> PROBLEM STATEMENT: Retype the listing without any alteration.

> SOURCE DATA:
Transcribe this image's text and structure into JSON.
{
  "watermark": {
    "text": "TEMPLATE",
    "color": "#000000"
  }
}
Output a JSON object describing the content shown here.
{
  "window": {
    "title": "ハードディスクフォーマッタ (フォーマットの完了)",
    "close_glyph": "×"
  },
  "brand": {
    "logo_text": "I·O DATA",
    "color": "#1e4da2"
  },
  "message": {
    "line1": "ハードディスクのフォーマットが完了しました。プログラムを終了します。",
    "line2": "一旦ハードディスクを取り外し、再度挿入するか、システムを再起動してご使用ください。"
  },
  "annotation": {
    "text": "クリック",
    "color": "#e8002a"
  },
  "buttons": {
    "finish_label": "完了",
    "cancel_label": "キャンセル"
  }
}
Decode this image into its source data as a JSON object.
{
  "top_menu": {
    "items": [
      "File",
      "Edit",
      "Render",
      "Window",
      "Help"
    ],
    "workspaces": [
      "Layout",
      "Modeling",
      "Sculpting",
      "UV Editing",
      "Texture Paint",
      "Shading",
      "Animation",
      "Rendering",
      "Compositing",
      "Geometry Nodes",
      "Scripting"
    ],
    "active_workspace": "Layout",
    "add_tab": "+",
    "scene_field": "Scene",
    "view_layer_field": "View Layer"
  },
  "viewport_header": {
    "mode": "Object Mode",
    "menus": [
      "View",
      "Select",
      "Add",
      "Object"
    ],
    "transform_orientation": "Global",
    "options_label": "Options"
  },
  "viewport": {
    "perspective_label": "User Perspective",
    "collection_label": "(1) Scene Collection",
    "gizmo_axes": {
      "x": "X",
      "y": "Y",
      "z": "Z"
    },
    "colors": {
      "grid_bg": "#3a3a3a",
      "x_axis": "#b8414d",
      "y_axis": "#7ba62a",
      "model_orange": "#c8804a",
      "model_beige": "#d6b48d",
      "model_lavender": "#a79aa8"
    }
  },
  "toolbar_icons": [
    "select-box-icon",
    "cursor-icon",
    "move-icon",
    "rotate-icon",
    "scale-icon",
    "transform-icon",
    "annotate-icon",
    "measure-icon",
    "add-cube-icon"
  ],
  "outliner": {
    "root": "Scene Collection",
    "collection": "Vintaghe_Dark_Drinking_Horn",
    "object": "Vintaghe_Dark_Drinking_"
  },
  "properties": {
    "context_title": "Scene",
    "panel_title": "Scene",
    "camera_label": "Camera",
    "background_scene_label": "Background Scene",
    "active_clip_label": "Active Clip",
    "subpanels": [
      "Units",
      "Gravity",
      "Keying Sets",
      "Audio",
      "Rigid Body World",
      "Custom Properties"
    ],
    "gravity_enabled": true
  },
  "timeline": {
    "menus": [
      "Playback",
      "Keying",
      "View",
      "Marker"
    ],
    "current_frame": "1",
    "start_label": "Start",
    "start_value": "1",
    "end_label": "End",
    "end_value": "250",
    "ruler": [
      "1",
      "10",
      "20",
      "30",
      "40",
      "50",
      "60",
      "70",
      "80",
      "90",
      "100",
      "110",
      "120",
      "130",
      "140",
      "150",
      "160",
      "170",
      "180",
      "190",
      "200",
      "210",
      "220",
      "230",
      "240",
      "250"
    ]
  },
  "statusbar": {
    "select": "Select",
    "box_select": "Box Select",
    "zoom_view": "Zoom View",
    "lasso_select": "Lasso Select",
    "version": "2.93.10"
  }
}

> RESPONSE FOR THIS EXERCISE:
Transcribe this image's text and structure into JSON.
{
  "watermark": {
    "text": "TEMPLATE",
    "color": "#000000"
  }
}
Output a JSON object describing the content shown here.
{
  "window": {
    "title": "ハードディスクフォーマッタ (フォーマットの完了)",
    "close_glyph": "×"
  },
  "brand": {
    "logo_text": "I·O DATA",
    "color": "#1e4da2"
  },
  "message": {
    "line1": "ハードディスクのフォーマットが完了しました。プログラムを終了します。",
    "line2": "一旦ハードディスクを取り外し、再度挿入するか、システムを再起動してご使用ください。"
  },
  "annotation": {
    "text": "クリック",
    "color": "#e8002a"
  },
  "buttons": {
    "finish_label": "完了",
    "cancel_label": "キャンセル"
  }
}
Decode this image into its source data as a JSON object.
{
  "top_menu": {
    "items": [
      "File",
      "Edit",
      "Render",
      "Window",
      "Help"
    ],
    "workspaces": [
      "Layout",
      "Modeling",
      "Sculpting",
      "UV Editing",
      "Texture Paint",
      "Shading",
      "Animation",
      "Rendering",
      "Compositing",
      "Geometry Nodes",
      "Scripting"
    ],
    "active_workspace": "Layout",
    "add_tab": "+",
    "scene_field": "Scene",
    "view_layer_field": "View Layer"
  },
  "viewport_header": {
    "mode": "Object Mode",
    "menus": [
      "View",
      "Select",
      "Add",
      "Object"
    ],
    "transform_orientation": "Global",
    "options_label": "Options"
  },
  "viewport": {
    "perspective_label": "User Perspective",
    "collection_label": "(1) Scene Collection",
    "gizmo_axes": {
      "x": "X",
      "y": "Y",
      "z": "Z"
    },
    "colors": {
      "grid_bg": "#3a3a3a",
      "x_axis": "#b8414d",
      "y_axis": "#7ba62a",
      "model_orange": "#c8804a",
      "model_beige": "#d6b48d",
      "model_lavender": "#a79aa8"
    }
  },
  "toolbar_icons": [
    "select-box-icon",
    "cursor-icon",
    "move-icon",
    "rotate-icon",
    "scale-icon",
    "transform-icon",
    "annotate-icon",
    "measure-icon",
    "add-cube-icon"
  ],
  "outliner": {
    "root": "Scene Collection",
    "collection": "Vintaghe_Dark_Drinking_Horn",
    "object": "Vintaghe_Dark_Drinking_"
  },
  "properties": {
    "context_title": "Scene",
    "panel_title": "Scene",
    "camera_label": "Camera",
    "background_scene_label": "Background Scene",
    "active_clip_label": "Active Clip",
    "subpanels": [
      "Units",
      "Gravity",
      "Keying Sets",
      "Audio",
      "Rigid Body World",
      "Custom Properties"
    ],
    "gravity_enabled": true
  },
  "timeline": {
    "menus": [
      "Playback",
      "Keying",
      "View",
      "Marker"
    ],
    "current_frame": "1",
    "start_label": "Start",
    "start_value": "1",
    "end_label": "End",
    "end_value": "250",
    "ruler": [
      "1",
      "10",
      "20",
      "30",
      "40",
      "50",
      "60",
      "70",
      "80",
      "90",
      "100",
      "110",
      "120",
      "130",
      "140",
      "150",
      "160",
      "170",
      "180",
      "190",
      "200",
      "210",
      "220",
      "230",
      "240",
      "250"
    ]
  },
  "statusbar": {
    "select": "Select",
    "box_select": "Box Select",
    "zoom_view": "Zoom View",
    "lasso_select": "Lasso Select",
    "version": "2.93.10"
  }
}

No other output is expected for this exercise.